More mundanely, it’s an S&S V-twin engine in a spine frame that holds the oil, with the fuel tank under the seat and an unmistakable air intake with a 1960s-style butterfly air scoop. A single Keihin flat slide carburetor sits under the air box where the fuel tank is on more conventional designs. All-up weight is claimed at 188kg, which is no mean feat with that hulking brute of an engine.
Parts are claimed to be unique to the brand rather than being drawn from one or more catalogues (or other marques) as in so many other low-volume machines.
“The bike is expensive because of what it is,” says Domergue. “The choice of the components was determined by their quality. The wheels, for instance, could be on GP bikes … there’s a genuine pursuit of technical excellence in these bikes, patents filed, valid technical choices, a quality riding experience.”

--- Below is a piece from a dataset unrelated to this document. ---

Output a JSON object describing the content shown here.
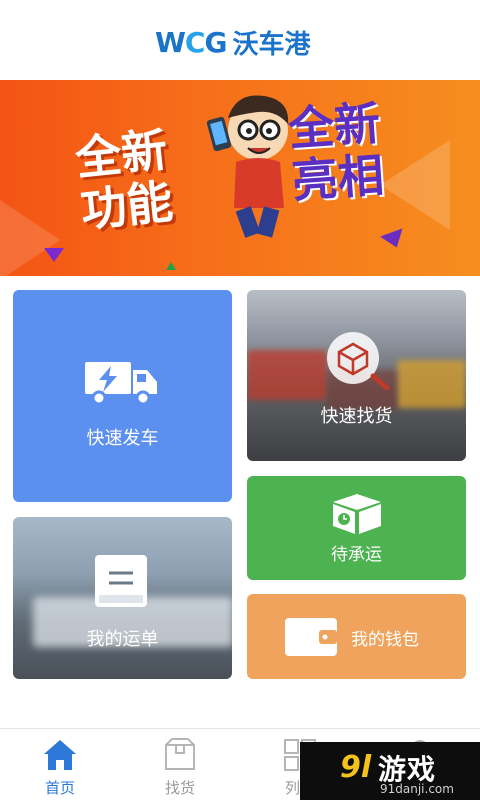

And as for the “French” tag: the bikes are assembled in Montpellier, in the south of France, but “I make no claims at all about the Wakan being French,” says Domergue. “You can hardly do so when 90 per cent of the suppliers are foreign. Anyway, the epithet ‘French motorcycle’ has a negative consonance; particularly in France. Calling the Wakan ‘French’ is irrelevant and misplaced.”
He’s not kidding about the “negative consonance”. The French motorcycle industry has made almost as many attempts at being reborn as the British, with one major difference: nobody has yet done a John Bloor in France and established a viable marque, as Bloor did with Triumph.
Domergue talks a pretty basic business plan.
“If we can find between 300 and 500 [buyers]around the world each year, that’ll be perfect,” he says. “If we get more, so much the better. The bikes are already made, totally, by the same methods and procedures that would be used to produce those quantities.”
Is that going to be enough of a plan for a volatile world that can, as it has recently, crash and in effect wipe out spending on luxury goods? Make no mistake about it, a Wakan is a luxury good; the bikes sell for 28,000 euros in France ($A50,000). According to one source, Native American people do not attempt to describe Wakan Tanka because “it is a mystery … no one can describe such a vast mystery”. Maybe they have a point.
But the Australian distributorship for Wakan Motorcycles should be available by the time you read this. If you believe in the Great Spirit, contact Rory Simpson, Director – International Business on +33 686 675 802 or at firstname.lastname@example.org. And give us a ride when you get the first bikes.